Replying to expand guidance to ensure ports 636, 389, and 3268 should not be exposed to the internet unless one really knows what they’re doing. We’ve found vCenter nodes on all three of those common LDAP ports, even in the April studies.

2
Ratings
  • Attacker Value
    Medium
  • Exploitability
    Very High
Technical Analysis

The devil (or, lack thereof) is in the details:

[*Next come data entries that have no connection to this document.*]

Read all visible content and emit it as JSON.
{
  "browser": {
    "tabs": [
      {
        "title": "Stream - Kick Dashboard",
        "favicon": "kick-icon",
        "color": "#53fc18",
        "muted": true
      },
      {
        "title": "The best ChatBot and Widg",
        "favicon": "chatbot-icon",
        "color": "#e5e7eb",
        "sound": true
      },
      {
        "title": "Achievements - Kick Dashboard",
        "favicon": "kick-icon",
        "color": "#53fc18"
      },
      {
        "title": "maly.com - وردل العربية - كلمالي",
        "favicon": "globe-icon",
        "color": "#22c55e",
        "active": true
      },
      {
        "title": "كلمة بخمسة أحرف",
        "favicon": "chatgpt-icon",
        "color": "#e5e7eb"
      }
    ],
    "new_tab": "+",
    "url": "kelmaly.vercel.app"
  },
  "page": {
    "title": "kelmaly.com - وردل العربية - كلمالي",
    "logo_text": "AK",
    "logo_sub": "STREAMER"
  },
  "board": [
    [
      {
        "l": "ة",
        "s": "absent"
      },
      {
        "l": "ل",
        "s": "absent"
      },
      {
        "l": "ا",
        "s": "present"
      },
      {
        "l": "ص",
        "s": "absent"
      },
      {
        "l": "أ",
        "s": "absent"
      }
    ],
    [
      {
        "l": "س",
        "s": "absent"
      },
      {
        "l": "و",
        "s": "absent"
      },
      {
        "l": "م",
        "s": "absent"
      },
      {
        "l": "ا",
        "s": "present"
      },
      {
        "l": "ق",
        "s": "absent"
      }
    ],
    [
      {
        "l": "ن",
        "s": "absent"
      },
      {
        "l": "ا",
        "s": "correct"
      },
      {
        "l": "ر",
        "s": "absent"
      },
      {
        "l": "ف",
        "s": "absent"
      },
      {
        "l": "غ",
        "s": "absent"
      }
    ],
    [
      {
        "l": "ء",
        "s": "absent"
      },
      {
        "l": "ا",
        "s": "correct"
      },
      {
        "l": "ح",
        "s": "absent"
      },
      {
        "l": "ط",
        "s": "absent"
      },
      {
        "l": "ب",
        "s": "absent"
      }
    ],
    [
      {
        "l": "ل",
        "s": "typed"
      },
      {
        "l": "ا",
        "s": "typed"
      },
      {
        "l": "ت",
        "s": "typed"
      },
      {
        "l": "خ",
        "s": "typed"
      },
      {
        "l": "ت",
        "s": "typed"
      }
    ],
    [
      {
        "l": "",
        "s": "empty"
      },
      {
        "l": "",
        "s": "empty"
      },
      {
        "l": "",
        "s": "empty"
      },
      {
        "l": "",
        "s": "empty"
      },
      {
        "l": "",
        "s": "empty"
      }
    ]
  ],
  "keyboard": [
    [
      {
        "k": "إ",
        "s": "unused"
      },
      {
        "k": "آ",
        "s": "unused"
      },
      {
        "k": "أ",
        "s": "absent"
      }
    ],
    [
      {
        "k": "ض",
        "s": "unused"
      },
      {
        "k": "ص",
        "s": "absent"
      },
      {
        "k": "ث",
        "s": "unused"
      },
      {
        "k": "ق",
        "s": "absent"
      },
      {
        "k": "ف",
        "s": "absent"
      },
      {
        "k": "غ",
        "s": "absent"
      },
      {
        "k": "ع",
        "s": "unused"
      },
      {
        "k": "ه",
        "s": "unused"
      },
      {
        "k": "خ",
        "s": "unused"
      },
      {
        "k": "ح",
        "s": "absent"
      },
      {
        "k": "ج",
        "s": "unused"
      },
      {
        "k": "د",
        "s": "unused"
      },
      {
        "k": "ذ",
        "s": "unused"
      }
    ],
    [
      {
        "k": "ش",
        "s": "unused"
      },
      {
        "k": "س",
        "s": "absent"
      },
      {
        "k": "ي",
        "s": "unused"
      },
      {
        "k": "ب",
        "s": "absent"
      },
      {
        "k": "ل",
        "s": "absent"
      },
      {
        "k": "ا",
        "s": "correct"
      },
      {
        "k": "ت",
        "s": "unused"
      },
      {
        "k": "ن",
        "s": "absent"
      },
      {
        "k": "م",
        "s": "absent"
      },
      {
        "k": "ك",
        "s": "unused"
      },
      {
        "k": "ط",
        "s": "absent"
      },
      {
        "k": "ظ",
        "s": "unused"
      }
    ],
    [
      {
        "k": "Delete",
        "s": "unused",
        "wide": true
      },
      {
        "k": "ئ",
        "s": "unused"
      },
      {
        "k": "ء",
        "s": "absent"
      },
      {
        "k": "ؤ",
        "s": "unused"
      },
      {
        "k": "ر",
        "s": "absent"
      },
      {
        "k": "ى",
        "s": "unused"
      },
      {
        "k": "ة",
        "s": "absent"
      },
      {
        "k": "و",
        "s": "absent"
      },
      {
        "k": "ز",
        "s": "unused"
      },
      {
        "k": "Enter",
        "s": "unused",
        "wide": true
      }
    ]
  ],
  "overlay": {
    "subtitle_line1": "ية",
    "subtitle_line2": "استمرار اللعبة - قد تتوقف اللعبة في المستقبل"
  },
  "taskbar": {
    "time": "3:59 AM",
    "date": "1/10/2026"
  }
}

The attacker can view and delete files within the web services file system only. The web services file system is enabled for the WebVPN and AnyConnect >features outlined in the Vulnerable Products section of this advisory; therefore, this vulnerability does not apply to the ASA and FTD system files or underlying >operating system (OS) files. The Web Services files that the attacker can view may have information such as WebVPN configuration, bookmarks, web cookies, >partial web content, and HTTP URLs.

  • No RCE, but somewhat sensitive (and, definitely some org-internal) data is accessible.
  • Reboot fixes damage.
  • Temporary DoS (to the web services) is in play since this vector weirdly allows delete access.
  • The really important system files are not accessible
  • Fairly trivial for an attacker to gain access to file-system layout from images or previous vulnerabilities so any intelligent use of a working PoC (when one is out) won’t be super noisy but it should still be fairly easy for any capable org to monitor for abnormal HTTP interactions via device logs.